It may or may not be coincidental that the album’s best song, “Little Miss,” is the only one that even hints at Sugarland’s roots as a country act. Country music is filled with woman-on-the-verge song cycles, and “Little Miss” puts a creative structural spin on that convention. That it’s also the most restrained cut on the album in terms of both its production and performance makes it an obvious standout, but it’s a strong enough song that it can stand on its own merits.

“Little Miss” also draws the limitations of the rest of the album’s songwriting into sharp relief, since it’s one of the only songs to include any first-person details to ground its lyrics in reality or give them a fully realized point of view. “Tonight” attempts to fill its fundamental emptiness with glory notes, while “Find the Beat Again” and “Wide Open” are the kind of empty-headed uplift that has made so much of Martina McBride’s career a waste. What’s most frustrating about the album is that Sugarland, even at their most pop-leaning, has repeatedly proven that they’re capable of much better than this.

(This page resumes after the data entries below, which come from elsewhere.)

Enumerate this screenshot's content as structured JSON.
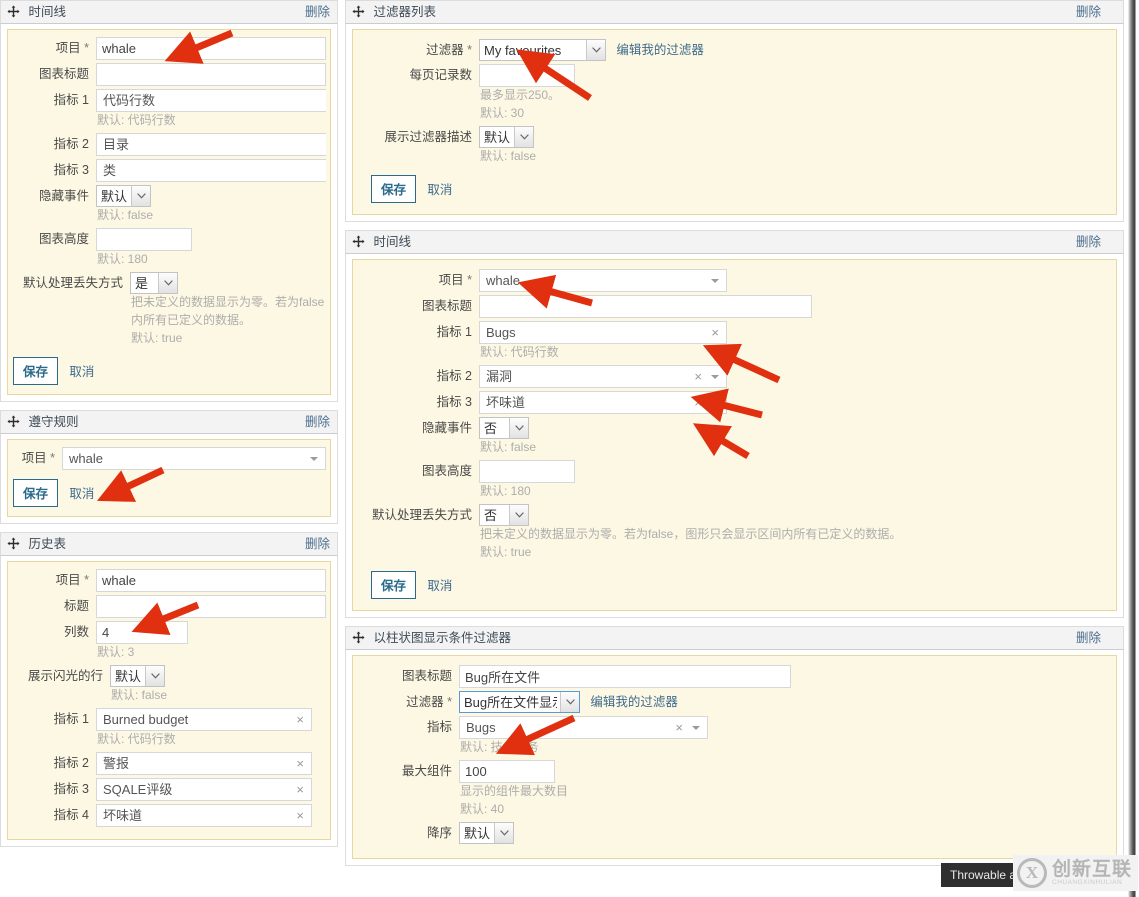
{
  "common": {
    "delete_label": "删除",
    "save_label": "保存",
    "cancel_label": "取消",
    "required_mark": "*",
    "edit_my_filters_label": "编辑我的过滤器",
    "move_icon": "move-cross-icon",
    "clear_icon": "×",
    "accent_link_color": "#3f6b8e",
    "panel_bg_color": "#fcf8e3",
    "panel_border_color": "#e8d8a0",
    "arrow_color": "#e03010"
  },
  "left_column": {
    "widgets": [
      {
        "title": "时间线",
        "delete": "删除",
        "fields": {
          "project_label": "项目",
          "project_value": "whale",
          "chart_title_label": "图表标题",
          "chart_title_value": "",
          "metric1_label": "指标 1",
          "metric1_value": "代码行数",
          "metric1_hint": "默认: 代码行数",
          "metric2_label": "指标 2",
          "metric2_value": "目录",
          "metric3_label": "指标 3",
          "metric3_value": "类",
          "hide_events_label": "隐藏事件",
          "hide_events_value": "默认",
          "hide_events_hint": "默认: false",
          "chart_height_label": "图表高度",
          "chart_height_value": "",
          "chart_height_hint": "默认: 180",
          "missing_label": "默认处理丢失方式",
          "missing_value": "是",
          "missing_hint_line1": "把未定义的数据显示为零。若为false",
          "missing_hint_line2": "内所有已定义的数据。",
          "missing_hint_line3": "默认: true"
        }
      },
      {
        "title": "遵守规则",
        "delete": "删除",
        "fields": {
          "project_label": "项目",
          "project_value": "whale"
        }
      },
      {
        "title": "历史表",
        "delete": "删除",
        "fields": {
          "project_label": "项目",
          "project_value": "whale",
          "title_label": "标题",
          "title_value": "",
          "columns_label": "列数",
          "columns_value": "4",
          "columns_hint": "默认: 3",
          "sparkline_label": "展示闪光的行",
          "sparkline_value": "默认",
          "sparkline_hint": "默认: false",
          "metric1_label": "指标 1",
          "metric1_value": "Burned budget",
          "metric1_hint": "默认: 代码行数",
          "metric2_label": "指标 2",
          "metric2_value": "警报",
          "metric3_label": "指标 3",
          "metric3_value": "SQALE评级",
          "metric4_label": "指标 4",
          "metric4_value": "坏味道"
        }
      }
    ]
  },
  "right_column": {
    "widgets": [
      {
        "title": "过滤器列表",
        "delete": "删除",
        "fields": {
          "filter_label": "过滤器",
          "filter_value": "My favourites",
          "filter_options": [
            "My favourites"
          ],
          "edit_link": "编辑我的过滤器",
          "page_size_label": "每页记录数",
          "page_size_value": "",
          "page_size_hint1": "最多显示250。",
          "page_size_hint2": "默认: 30",
          "show_desc_label": "展示过滤器描述",
          "show_desc_value": "默认",
          "show_desc_hint": "默认: false"
        }
      },
      {
        "title": "时间线",
        "delete": "删除",
        "fields": {
          "project_label": "项目",
          "project_value": "whale",
          "chart_title_label": "图表标题",
          "chart_title_value": "",
          "metric1_label": "指标 1",
          "metric1_value": "Bugs",
          "metric1_hint": "默认: 代码行数",
          "metric2_label": "指标 2",
          "metric2_value": "漏洞",
          "metric3_label": "指标 3",
          "metric3_value": "坏味道",
          "hide_events_label": "隐藏事件",
          "hide_events_value": "否",
          "hide_events_hint": "默认: false",
          "chart_height_label": "图表高度",
          "chart_height_value": "",
          "chart_height_hint": "默认: 180",
          "missing_label": "默认处理丢失方式",
          "missing_value": "否",
          "missing_hint1": "把未定义的数据显示为零。若为false，图形只会显示区间内所有已定义的数据。",
          "missing_hint2": "默认: true"
        }
      },
      {
        "title": "以柱状图显示条件过滤器",
        "delete": "删除",
        "fields": {
          "chart_title_label": "图表标题",
          "chart_title_value": "Bug所在文件",
          "filter_label": "过滤器",
          "filter_value": "Bug所在文件显示",
          "filter_options": [
            "Bug所在文件显示"
          ],
          "edit_link": "编辑我的过滤器",
          "metric_label": "指标",
          "metric_value": "Bugs",
          "metric_hint": "默认: 技术债务",
          "max_components_label": "最大组件",
          "max_components_value": "100",
          "max_components_hint1": "显示的组件最大数目",
          "max_components_hint2": "默认: 40",
          "desc_label": "降序",
          "desc_value": "默认"
        }
      }
    ]
  },
  "overlays": {
    "tooltip_text": "Throwable and E",
    "watermark_logo": "X",
    "watermark_main": "创新互联",
    "watermark_sub": "CHUANGXINHULIAN"
  }
}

If there’s any value at all to The Incredible Machine, then, it’s as a talking point about changing genre definitions. Even putting its production aside, this is an album that rejects all of the hallmarks of country songwriting entirely. The most successful pop-country singles are those that incorporate strong pop hooks into the economy of language, first-person authenticity, and emphasis on linear narratives that are the foundations of country songs. I’m no traditionalist by any stretch, but I’d say that it’s instructive to explore why The Incredible Machine doesn’t scan as a country album.

There’s likely something of interest to be said about how formats have shifted over the last decade, such that the influx of hip-hop-based music across the pop mainstream has made country the new adult Top 40. Acts like Darius Rucker, Uncle Kracker, and Jewel have attempted to make that shift all the more literal, and their relative successes have hinged on how they’ve attempted to fall in line with what’s contemporary at country radio. It’s that “contemporary” tag that’s most problematic for Sugarland in their crossover bid. Instead of looking to someone like Rucker as an example of how to make a successful transition from one genre to another, what they’ve done on The Incredible Machine is attempt to take the sounds of adult Top 40 radio from the heyday of Jewel and Hootie and the Blowfish.

Though “Stuck Like Glue” would be a good bet to score some pop airplay alongside Train’s “Hey Soul Sister” or any of Taylor Swift’s singles, it’s hard to imagine a modern pop audience going for the majority of this material, and country audiences have already proven resistant to Sugarland’s new direction, with many radio stations editing the dancehall bridge out of the single altogether. That context is important, since The Incredible Machine stands to be a transitional album for Sugarland. Many country fans are going to dismiss the album simply because Sugarland has gone pop, when the far greater issue is that The Incredible Machine is just awful of its own accord.

Release Date
October 19, 2010